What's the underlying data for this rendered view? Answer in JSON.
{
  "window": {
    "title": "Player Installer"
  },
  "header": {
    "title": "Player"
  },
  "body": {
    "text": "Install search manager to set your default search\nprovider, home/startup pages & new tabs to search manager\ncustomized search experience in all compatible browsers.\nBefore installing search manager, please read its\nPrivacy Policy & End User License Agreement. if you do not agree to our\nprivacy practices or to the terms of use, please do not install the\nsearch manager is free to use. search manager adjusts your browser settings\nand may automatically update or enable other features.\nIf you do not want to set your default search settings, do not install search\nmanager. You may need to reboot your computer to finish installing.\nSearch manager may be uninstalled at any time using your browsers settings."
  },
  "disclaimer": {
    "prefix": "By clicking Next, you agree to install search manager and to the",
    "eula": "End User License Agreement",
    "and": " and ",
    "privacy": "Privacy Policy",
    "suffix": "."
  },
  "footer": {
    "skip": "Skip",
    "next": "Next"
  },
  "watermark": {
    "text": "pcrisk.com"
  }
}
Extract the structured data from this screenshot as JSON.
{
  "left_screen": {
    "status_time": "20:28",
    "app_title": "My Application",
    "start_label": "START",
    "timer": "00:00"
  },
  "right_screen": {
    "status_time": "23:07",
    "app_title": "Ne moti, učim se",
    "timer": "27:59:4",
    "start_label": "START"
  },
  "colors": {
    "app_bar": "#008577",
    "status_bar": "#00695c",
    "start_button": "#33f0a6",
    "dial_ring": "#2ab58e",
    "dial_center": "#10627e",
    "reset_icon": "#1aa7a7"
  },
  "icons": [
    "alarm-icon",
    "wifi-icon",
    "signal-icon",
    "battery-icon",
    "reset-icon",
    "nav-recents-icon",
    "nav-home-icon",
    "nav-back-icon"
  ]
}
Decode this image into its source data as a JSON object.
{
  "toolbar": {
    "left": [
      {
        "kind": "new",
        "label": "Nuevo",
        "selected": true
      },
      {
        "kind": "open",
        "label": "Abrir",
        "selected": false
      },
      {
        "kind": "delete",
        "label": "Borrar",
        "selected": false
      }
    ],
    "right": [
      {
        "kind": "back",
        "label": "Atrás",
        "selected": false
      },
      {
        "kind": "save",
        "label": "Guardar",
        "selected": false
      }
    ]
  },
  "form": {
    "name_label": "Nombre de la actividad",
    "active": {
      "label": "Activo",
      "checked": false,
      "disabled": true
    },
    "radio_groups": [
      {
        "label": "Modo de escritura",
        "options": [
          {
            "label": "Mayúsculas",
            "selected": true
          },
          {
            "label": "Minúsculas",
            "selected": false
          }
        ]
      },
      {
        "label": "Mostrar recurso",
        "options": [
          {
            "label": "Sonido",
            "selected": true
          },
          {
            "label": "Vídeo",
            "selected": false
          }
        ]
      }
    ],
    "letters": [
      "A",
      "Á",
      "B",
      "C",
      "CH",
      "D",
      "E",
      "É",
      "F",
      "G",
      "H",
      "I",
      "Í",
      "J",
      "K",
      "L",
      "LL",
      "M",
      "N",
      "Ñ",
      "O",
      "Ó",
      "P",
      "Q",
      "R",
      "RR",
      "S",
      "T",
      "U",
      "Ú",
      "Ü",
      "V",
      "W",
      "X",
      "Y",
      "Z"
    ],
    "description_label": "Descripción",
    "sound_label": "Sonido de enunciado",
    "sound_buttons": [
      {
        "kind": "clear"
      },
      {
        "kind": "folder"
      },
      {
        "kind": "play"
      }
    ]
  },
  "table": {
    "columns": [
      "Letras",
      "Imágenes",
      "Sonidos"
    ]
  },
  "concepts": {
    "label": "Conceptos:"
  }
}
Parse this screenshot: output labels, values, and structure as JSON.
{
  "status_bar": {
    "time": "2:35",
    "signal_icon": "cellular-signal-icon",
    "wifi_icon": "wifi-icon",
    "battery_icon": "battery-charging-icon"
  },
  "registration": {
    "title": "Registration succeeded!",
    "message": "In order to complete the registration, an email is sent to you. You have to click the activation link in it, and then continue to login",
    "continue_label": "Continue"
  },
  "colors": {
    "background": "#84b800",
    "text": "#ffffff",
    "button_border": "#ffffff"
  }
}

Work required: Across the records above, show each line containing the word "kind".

Task output:
        "kind": "new",
        "kind": "open",
        "kind": "delete",
        "kind": "back",
        "kind": "save",
        "kind": "clear"
        "kind": "folder"
        "kind": "play"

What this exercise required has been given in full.